§ WHAT YOU WILL DO
All of the records below are to be copied exactly.
DATA RECORDS Start Marker
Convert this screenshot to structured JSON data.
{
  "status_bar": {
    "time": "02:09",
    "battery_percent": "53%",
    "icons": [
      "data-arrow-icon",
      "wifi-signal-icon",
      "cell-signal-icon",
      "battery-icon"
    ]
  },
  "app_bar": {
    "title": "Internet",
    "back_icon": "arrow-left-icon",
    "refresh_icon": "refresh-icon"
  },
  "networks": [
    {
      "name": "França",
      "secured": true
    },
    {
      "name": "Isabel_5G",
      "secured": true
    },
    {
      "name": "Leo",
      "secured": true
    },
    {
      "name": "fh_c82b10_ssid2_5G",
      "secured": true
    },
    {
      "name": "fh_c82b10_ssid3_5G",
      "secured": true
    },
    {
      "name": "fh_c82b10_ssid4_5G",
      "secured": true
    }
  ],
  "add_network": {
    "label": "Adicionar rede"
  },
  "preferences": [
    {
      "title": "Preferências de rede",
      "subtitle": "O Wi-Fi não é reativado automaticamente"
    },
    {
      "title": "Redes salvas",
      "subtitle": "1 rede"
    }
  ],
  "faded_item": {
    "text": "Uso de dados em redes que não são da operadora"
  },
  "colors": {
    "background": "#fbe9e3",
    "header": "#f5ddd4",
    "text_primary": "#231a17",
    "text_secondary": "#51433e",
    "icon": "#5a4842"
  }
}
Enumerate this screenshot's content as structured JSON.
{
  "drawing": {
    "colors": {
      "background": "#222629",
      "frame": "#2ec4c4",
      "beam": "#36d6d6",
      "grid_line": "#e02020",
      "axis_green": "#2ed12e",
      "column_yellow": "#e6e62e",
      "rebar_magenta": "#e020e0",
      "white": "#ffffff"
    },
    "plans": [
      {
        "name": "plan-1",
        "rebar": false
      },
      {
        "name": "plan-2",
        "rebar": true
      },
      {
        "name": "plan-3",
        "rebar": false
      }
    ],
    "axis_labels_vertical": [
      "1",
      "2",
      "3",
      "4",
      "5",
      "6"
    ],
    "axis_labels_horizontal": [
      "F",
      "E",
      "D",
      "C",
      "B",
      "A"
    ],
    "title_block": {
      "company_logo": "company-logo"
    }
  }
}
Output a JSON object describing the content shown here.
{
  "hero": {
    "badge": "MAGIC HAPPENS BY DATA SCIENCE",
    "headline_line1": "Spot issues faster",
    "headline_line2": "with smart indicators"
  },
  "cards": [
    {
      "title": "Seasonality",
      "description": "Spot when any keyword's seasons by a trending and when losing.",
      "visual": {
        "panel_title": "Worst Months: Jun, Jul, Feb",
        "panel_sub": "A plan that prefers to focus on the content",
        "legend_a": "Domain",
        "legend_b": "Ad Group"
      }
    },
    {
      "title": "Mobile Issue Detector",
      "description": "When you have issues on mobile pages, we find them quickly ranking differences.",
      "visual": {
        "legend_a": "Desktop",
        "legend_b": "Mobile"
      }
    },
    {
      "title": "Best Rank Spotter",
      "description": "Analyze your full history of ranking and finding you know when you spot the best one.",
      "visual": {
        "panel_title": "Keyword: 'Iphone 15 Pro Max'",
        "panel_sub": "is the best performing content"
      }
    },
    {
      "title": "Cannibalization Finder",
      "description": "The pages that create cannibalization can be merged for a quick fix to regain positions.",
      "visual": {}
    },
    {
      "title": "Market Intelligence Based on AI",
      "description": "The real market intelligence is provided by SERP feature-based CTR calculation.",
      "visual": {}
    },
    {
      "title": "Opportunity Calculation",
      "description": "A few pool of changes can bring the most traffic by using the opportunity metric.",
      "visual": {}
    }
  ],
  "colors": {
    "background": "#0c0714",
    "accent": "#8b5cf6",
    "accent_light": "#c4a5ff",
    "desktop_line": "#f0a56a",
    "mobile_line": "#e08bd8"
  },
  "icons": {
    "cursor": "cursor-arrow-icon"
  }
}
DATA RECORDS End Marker
§ ANSWER TO THIS PROBLEM
Convert this screenshot to structured JSON data.
{
  "status_bar": {
    "time": "02:09",
    "battery_percent": "53%",
    "icons": [
      "data-arrow-icon",
      "wifi-signal-icon",
      "cell-signal-icon",
      "battery-icon"
    ]
  },
  "app_bar": {
    "title": "Internet",
    "back_icon": "arrow-left-icon",
    "refresh_icon": "refresh-icon"
  },
  "networks": [
    {
      "name": "França",
      "secured": true
    },
    {
      "name": "Isabel_5G",
      "secured": true
    },
    {
      "name": "Leo",
      "secured": true
    },
    {
      "name": "fh_c82b10_ssid2_5G",
      "secured": true
    },
    {
      "name": "fh_c82b10_ssid3_5G",
      "secured": true
    },
    {
      "name": "fh_c82b10_ssid4_5G",
      "secured": true
    }
  ],
  "add_network": {
    "label": "Adicionar rede"
  },
  "preferences": [
    {
      "title": "Preferências de rede",
      "subtitle": "O Wi-Fi não é reativado automaticamente"
    },
    {
      "title": "Redes salvas",
      "subtitle": "1 rede"
    }
  ],
  "faded_item": {
    "text": "Uso de dados em redes que não são da operadora"
  },
  "colors": {
    "background": "#fbe9e3",
    "header": "#f5ddd4",
    "text_primary": "#231a17",
    "text_secondary": "#51433e",
    "icon": "#5a4842"
  }
}
Enumerate this screenshot's content as structured JSON.
{
  "drawing": {
    "colors": {
      "background": "#222629",
      "frame": "#2ec4c4",
      "beam": "#36d6d6",
      "grid_line": "#e02020",
      "axis_green": "#2ed12e",
      "column_yellow": "#e6e62e",
      "rebar_magenta": "#e020e0",
      "white": "#ffffff"
    },
    "plans": [
      {
        "name": "plan-1",
        "rebar": false
      },
      {
        "name": "plan-2",
        "rebar": true
      },
      {
        "name": "plan-3",
        "rebar": false
      }
    ],
    "axis_labels_vertical": [
      "1",
      "2",
      "3",
      "4",
      "5",
      "6"
    ],
    "axis_labels_horizontal": [
      "F",
      "E",
      "D",
      "C",
      "B",
      "A"
    ],
    "title_block": {
      "company_logo": "company-logo"
    }
  }
}
Output a JSON object describing the content shown here.
{
  "hero": {
    "badge": "MAGIC HAPPENS BY DATA SCIENCE",
    "headline_line1": "Spot issues faster",
    "headline_line2": "with smart indicators"
  },
  "cards": [
    {
      "title": "Seasonality",
      "description": "Spot when any keyword's seasons by a trending and when losing.",
      "visual": {
        "panel_title": "Worst Months: Jun, Jul, Feb",
        "panel_sub": "A plan that prefers to focus on the content",
        "legend_a": "Domain",
        "legend_b": "Ad Group"
      }
    },
    {
      "title": "Mobile Issue Detector",
      "description": "When you have issues on mobile pages, we find them quickly ranking differences.",
      "visual": {
        "legend_a": "Desktop",
        "legend_b": "Mobile"
      }
    },
    {
      "title": "Best Rank Spotter",
      "description": "Analyze your full history of ranking and finding you know when you spot the best one.",
      "visual": {
        "panel_title": "Keyword: 'Iphone 15 Pro Max'",
        "panel_sub": "is the best performing content"
      }
    },
    {
      "title": "Cannibalization Finder",
      "description": "The pages that create cannibalization can be merged for a quick fix to regain positions.",
      "visual": {}
    },
    {
      "title": "Market Intelligence Based on AI",
      "description": "The real market intelligence is provided by SERP feature-based CTR calculation.",
      "visual": {}
    },
    {
      "title": "Opportunity Calculation",
      "description": "A few pool of changes can bring the most traffic by using the opportunity metric.",
      "visual": {}
    }
  ],
  "colors": {
    "background": "#0c0714",
    "accent": "#8b5cf6",
    "accent_light": "#c4a5ff",
    "desktop_line": "#f0a56a",
    "mobile_line": "#e08bd8"
  },
  "icons": {
    "cursor": "cursor-arrow-icon"
  }
}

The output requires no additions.